Items from a data source

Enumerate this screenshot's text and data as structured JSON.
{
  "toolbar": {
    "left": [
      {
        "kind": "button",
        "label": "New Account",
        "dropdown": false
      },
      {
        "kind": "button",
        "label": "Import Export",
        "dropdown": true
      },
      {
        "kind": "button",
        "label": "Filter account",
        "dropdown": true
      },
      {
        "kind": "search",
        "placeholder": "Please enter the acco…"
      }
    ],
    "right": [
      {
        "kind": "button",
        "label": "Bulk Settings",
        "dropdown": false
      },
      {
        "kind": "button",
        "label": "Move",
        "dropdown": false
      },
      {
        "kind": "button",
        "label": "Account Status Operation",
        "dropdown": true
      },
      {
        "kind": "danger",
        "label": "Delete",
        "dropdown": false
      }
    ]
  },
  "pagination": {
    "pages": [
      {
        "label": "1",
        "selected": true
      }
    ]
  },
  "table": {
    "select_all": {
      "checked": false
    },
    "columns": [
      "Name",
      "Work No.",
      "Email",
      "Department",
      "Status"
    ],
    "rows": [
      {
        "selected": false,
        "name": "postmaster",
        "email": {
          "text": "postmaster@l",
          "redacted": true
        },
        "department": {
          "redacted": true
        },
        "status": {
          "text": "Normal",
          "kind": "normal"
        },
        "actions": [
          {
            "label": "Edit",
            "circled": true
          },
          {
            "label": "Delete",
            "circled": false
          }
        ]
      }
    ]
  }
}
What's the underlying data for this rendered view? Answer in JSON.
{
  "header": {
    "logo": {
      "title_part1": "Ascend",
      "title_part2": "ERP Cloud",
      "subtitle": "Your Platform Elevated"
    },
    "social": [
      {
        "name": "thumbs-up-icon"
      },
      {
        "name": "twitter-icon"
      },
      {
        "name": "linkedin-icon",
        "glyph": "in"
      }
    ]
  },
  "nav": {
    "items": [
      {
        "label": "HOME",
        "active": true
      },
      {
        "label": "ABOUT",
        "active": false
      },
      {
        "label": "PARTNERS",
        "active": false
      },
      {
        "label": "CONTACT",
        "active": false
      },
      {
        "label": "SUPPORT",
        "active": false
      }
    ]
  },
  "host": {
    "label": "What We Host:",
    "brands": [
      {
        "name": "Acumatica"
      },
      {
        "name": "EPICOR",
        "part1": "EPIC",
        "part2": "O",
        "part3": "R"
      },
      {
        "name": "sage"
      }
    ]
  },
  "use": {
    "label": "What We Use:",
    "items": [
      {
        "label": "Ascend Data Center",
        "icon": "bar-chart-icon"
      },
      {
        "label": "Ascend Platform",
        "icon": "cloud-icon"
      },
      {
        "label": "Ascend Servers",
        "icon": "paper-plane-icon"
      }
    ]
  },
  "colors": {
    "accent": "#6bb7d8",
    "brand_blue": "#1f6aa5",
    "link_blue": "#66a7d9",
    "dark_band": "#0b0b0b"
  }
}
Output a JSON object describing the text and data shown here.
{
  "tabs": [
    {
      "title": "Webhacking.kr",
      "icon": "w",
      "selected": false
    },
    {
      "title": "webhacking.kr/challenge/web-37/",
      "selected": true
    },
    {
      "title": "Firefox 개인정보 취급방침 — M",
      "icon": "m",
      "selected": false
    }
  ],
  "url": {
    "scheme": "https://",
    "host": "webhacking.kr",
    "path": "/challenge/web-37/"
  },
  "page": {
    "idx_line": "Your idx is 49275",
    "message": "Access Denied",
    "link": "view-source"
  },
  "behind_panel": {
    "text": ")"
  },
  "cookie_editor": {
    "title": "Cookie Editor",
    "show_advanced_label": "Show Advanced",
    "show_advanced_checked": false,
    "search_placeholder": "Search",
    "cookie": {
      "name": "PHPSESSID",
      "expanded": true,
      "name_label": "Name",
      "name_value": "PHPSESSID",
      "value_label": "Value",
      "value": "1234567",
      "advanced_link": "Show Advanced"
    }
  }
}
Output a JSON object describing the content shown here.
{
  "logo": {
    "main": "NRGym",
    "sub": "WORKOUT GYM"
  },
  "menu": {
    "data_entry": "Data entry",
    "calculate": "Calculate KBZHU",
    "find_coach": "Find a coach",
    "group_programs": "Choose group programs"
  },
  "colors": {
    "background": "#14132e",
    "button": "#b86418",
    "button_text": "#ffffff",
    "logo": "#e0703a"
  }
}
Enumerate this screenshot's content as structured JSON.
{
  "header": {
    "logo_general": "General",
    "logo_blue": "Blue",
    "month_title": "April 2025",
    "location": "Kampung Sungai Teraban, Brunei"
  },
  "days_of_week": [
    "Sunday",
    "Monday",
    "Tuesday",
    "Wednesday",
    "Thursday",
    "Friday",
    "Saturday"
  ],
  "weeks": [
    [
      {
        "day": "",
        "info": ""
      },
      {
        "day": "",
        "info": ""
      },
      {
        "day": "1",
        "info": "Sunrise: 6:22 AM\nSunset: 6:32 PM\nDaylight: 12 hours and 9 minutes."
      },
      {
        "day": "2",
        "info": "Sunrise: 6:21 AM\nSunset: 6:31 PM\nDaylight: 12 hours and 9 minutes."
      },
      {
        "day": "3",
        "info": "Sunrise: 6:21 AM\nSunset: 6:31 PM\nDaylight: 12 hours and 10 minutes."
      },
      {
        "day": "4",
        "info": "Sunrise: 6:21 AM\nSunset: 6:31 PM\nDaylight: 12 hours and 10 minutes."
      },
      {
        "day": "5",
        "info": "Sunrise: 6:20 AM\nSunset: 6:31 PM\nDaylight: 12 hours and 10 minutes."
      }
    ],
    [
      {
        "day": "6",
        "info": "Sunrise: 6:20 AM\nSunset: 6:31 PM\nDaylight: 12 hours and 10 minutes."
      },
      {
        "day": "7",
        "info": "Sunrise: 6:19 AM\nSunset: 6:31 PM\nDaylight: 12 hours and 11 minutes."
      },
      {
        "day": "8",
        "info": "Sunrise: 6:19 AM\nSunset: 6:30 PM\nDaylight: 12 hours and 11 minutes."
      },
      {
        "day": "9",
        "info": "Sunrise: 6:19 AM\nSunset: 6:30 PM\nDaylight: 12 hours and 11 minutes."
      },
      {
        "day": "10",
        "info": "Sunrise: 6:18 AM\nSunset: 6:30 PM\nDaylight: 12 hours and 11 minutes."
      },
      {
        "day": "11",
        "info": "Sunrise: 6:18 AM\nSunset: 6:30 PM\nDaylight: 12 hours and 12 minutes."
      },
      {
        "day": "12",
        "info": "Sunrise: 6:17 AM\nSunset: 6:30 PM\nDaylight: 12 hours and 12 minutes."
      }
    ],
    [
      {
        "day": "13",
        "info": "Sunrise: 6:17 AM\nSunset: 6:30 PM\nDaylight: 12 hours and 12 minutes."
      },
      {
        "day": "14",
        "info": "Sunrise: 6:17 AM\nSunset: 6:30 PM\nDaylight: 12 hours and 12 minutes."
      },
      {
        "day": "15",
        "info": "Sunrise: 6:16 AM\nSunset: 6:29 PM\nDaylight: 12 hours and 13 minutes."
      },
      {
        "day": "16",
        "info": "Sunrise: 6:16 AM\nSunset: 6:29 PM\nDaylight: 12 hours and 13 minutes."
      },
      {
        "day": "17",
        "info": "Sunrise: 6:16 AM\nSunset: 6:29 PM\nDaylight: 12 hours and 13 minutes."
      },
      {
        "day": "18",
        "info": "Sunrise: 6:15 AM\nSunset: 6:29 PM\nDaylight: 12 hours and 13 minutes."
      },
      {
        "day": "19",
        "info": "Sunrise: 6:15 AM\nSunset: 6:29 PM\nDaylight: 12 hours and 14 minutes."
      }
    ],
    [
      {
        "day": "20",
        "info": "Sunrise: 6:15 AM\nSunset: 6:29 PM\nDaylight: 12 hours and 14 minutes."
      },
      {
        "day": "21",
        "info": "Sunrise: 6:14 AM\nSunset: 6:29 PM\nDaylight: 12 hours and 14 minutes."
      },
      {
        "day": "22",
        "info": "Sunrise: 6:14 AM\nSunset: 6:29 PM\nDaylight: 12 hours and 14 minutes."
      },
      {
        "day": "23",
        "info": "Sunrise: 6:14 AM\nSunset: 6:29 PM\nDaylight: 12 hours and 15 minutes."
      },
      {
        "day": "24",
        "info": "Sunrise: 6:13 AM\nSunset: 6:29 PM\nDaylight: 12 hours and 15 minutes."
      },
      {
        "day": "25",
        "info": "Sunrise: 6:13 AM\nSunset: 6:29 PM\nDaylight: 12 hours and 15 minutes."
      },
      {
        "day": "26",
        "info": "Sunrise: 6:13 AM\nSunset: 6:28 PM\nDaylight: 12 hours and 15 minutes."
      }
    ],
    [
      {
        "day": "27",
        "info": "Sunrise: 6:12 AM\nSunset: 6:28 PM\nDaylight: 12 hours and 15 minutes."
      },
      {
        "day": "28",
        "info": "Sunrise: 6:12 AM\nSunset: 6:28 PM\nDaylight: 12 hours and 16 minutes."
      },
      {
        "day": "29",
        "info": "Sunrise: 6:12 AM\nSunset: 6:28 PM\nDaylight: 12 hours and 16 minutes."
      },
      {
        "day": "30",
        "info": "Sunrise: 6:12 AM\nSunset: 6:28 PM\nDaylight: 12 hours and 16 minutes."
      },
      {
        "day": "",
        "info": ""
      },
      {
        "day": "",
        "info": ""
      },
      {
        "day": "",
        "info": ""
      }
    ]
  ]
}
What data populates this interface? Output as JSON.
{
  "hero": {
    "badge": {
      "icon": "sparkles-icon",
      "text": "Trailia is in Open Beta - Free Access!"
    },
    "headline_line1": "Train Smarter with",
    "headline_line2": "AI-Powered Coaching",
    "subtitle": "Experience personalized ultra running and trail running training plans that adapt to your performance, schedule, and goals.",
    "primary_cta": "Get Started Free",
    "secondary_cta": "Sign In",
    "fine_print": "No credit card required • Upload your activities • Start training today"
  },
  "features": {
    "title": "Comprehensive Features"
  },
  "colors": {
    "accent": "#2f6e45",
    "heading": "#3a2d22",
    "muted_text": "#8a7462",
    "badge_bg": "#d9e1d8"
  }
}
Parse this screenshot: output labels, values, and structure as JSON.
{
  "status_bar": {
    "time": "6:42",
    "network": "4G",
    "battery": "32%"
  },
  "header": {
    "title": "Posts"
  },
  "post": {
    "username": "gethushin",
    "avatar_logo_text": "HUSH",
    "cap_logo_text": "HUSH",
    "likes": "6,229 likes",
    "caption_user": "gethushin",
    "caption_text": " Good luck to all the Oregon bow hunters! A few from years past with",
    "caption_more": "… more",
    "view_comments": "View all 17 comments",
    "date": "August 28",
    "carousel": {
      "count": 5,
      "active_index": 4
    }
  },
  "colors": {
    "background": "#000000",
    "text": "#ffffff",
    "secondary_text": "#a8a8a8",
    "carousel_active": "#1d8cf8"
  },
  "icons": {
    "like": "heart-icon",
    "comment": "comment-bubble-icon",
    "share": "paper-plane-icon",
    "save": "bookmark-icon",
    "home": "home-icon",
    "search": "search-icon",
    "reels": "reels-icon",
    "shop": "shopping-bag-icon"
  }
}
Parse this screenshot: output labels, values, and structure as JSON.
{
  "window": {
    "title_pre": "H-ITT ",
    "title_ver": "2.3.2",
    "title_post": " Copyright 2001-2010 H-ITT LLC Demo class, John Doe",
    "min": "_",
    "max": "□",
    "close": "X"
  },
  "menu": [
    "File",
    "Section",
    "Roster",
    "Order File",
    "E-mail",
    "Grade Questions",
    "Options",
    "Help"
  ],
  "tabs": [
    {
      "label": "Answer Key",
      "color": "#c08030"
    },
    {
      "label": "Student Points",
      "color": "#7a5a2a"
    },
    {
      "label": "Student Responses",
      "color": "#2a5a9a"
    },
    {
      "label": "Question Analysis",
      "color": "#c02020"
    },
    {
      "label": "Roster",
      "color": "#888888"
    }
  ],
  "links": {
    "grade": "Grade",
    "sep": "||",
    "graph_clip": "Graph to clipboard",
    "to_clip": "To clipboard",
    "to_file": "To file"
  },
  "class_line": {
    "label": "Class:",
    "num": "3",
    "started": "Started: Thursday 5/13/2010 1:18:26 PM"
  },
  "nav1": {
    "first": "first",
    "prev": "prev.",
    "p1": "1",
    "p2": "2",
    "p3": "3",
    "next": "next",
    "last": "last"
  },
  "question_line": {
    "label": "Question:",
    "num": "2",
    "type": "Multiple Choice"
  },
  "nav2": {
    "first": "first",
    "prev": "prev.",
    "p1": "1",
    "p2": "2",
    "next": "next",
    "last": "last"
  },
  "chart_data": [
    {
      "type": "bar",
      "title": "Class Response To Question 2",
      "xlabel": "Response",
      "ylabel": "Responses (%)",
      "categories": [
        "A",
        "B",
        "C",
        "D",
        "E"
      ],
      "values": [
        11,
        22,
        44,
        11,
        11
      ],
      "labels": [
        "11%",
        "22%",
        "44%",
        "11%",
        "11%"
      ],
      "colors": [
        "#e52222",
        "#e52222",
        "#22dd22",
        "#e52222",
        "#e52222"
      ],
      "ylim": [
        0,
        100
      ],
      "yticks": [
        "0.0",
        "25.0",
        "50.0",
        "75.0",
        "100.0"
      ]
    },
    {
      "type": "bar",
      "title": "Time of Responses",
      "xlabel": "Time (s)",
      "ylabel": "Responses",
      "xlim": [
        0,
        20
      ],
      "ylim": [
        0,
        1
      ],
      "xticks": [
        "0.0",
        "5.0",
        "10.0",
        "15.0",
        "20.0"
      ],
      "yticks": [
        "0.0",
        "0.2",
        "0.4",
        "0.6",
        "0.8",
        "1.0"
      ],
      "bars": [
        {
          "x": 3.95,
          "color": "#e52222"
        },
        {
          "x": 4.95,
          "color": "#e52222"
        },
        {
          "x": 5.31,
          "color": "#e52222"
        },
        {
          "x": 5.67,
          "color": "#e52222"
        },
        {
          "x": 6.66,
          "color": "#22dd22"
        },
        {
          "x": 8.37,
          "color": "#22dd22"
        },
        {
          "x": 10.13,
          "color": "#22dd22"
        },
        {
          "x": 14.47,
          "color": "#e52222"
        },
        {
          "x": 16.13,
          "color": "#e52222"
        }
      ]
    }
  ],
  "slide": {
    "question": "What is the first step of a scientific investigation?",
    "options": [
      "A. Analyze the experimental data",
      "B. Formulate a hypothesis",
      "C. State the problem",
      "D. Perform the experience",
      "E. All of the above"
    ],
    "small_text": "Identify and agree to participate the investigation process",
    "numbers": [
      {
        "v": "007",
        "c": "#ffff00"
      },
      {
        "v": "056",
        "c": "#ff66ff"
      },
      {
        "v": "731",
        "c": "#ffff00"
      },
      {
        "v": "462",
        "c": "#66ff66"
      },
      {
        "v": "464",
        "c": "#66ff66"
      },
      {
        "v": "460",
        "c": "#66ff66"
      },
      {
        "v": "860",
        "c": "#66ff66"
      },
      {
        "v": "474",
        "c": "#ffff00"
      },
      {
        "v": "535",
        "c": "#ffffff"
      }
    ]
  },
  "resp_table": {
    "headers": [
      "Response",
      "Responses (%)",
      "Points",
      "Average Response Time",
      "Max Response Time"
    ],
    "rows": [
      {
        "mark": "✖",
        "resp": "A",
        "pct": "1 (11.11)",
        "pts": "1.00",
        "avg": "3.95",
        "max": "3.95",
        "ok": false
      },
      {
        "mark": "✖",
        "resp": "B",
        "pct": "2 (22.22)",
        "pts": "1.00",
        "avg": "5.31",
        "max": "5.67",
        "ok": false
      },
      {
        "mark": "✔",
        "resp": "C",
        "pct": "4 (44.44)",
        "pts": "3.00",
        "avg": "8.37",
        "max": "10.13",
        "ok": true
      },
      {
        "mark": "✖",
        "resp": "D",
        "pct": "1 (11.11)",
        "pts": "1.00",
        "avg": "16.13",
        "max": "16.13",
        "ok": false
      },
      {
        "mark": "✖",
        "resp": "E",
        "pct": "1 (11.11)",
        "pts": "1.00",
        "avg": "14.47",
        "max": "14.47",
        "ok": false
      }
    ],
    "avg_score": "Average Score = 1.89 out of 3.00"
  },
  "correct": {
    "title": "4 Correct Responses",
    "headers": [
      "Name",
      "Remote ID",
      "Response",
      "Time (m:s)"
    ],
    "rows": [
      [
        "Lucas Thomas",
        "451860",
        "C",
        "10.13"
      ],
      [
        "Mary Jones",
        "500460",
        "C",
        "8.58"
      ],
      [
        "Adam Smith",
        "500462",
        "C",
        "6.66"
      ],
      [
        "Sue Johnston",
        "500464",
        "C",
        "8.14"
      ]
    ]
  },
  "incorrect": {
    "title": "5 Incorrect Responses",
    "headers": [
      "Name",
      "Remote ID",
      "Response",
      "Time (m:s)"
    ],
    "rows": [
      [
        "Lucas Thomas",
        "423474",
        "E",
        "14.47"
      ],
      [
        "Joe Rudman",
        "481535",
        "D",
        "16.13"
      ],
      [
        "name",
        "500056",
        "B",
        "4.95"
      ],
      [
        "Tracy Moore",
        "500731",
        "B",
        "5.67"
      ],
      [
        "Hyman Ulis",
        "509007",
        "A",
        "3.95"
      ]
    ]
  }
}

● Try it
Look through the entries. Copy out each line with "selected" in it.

● Solution to this exercise
        "selected": true
        "selected": false,
      "selected": false
      "selected": true
      "selected": false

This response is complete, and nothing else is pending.